Following the Capacitors cartel decision in March 2018, Commissioner Vestager reasserted that the Commission “will not tolerate anti-competitive conduct that may affect European consumers, even if all anti-competitive contact takes place outside Europe” — companies should expect the EC to continue with investigations that may at first glance appear to go beyond the scope of EU law, including by applying the qualified effects doctrine.


The EU has also shown that although the EU cartel regime is administrative rather than criminal in nature, in itself that does not protect EU nationals from extradition where the national laws of the Member State allows for extradition to take place.

In the April 2018 Pisciotti 19 judgment, concerning the first successful extradition of an EU citizen to the U.S. for criminal cartel proceedings, the CJEU paved the way for further successful extradition attempts. Pisciotti, an Italian national, was under investigation in the U.S. in relation to his involvement in the Marine Hose cartel. For this purpose, the U.S. authorities requested his extradition under the EU-U.S. extradition agreement. In June 2013, Pisciotti was arrested in Frankfurt’s airport on a flight stopover. Germany approved the extradition. 

Following conviction and serving his prison sentence in the U.S., Pisciotti brought an action in the German courts seeking a declaration that Germany was liable for damages for granting his extradition, on the basis that Germany would not have extradited one of their own citizens and so had infringed the fundamental EU law principle of equal treatment of EU citizens.  

However, the CJEU held that the key issue was whether Germany could have adopted a less prejudicial course of action by surrendering Pisciotti to Italy rather than extraditing him to the U.S. An extraditing Member State must notify the EU national’s home state of the imminent extradition.

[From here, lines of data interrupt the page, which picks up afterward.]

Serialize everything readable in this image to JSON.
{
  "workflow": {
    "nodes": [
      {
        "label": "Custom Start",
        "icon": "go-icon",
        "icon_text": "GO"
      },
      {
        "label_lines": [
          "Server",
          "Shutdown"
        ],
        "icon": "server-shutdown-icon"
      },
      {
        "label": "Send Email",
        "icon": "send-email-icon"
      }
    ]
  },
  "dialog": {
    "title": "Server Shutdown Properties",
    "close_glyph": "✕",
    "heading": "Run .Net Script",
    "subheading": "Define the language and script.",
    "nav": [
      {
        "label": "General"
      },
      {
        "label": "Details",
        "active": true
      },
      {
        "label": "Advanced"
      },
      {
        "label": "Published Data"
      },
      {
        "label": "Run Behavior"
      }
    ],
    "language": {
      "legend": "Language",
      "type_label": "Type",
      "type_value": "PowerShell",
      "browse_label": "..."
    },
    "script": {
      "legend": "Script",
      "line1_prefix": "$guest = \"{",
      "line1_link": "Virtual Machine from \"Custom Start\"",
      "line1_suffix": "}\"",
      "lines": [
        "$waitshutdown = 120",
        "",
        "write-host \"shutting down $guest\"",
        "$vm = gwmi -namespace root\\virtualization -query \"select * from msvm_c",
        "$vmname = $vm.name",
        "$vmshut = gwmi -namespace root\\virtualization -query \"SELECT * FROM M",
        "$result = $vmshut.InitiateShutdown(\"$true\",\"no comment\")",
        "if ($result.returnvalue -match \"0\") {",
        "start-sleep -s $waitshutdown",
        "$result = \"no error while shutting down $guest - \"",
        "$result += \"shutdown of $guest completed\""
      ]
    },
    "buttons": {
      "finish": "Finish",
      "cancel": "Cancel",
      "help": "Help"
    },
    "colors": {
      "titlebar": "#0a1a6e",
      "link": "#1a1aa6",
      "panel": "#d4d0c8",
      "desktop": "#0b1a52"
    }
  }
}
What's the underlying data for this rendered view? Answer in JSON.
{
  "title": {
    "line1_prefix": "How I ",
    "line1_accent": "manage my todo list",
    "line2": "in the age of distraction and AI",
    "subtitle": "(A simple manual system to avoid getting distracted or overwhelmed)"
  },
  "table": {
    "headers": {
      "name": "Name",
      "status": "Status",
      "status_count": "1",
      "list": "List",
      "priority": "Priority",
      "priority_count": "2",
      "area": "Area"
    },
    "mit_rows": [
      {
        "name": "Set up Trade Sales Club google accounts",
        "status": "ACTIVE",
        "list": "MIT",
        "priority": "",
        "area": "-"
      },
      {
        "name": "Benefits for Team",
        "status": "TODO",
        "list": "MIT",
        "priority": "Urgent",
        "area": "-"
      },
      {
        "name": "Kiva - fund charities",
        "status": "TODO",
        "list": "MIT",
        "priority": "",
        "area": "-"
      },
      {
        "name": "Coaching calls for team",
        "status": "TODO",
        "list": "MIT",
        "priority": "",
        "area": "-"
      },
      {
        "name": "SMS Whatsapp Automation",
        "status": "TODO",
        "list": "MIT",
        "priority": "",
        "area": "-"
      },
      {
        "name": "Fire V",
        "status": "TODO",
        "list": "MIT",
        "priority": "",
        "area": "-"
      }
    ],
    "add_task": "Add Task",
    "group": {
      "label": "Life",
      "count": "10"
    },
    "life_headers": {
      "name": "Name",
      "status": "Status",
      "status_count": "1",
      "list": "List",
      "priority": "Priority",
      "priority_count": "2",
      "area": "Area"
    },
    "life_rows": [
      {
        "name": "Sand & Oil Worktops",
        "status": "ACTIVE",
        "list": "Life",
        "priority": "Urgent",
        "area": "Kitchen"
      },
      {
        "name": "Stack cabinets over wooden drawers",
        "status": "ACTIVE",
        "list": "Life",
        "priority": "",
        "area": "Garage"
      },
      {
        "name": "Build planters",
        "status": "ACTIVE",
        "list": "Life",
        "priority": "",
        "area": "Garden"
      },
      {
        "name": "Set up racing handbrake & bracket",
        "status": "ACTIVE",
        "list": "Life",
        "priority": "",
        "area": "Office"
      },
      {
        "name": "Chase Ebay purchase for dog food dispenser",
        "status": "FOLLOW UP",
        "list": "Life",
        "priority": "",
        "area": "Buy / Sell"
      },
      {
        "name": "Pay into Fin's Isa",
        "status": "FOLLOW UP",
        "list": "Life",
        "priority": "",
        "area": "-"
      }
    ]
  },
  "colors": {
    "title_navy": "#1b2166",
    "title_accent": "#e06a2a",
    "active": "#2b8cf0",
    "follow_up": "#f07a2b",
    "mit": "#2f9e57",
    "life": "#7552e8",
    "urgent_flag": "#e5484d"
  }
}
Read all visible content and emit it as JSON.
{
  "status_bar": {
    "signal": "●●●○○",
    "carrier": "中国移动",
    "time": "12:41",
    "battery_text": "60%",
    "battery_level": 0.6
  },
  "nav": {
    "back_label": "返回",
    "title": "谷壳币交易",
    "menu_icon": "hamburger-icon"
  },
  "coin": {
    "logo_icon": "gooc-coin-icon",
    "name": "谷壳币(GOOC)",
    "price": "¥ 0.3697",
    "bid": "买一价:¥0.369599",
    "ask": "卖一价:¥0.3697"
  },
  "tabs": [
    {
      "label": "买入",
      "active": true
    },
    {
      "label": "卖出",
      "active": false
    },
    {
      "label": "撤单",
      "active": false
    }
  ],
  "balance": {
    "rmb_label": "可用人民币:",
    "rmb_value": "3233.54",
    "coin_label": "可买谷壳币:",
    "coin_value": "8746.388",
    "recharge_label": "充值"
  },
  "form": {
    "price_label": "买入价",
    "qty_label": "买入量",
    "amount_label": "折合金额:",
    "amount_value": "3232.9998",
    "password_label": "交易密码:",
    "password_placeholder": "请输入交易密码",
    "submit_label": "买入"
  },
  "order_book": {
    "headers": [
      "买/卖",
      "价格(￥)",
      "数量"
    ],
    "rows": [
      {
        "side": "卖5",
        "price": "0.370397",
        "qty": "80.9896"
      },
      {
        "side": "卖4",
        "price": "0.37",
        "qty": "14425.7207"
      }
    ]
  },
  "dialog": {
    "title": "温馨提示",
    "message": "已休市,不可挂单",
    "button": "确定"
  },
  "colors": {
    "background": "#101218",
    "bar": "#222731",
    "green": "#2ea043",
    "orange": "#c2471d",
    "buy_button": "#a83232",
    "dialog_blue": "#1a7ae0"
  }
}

As required, the Italian authorities had been kept fully informed of Pisciotti’s situation by the German authorities and they had not sought his surrender. Further, the right of free movement can only be restricted by a legitimate objective, and in this case that objective was to ensure that Pisciotti did not escape prosecution. Given that the Italian authorities had not sought to intervene, this legitimate objective could not have been attained by less restrictive means and therefore the extradition was lawful.

Although the Pisciotti case is fact-specific, it serves as a timely reminder that jurisdictions with criminal cartel regimes such as the U.S. will prosecute against nationals of all states, and that the lack of an EU-wide criminal cartel regime and the existence of EU rights such as freedom of movement of which EU nationals benefit, do not prevent EU nationals from being extradited if such extradition is possible on the basis of the laws of the Member State where they are located and the proper procedures have been followed.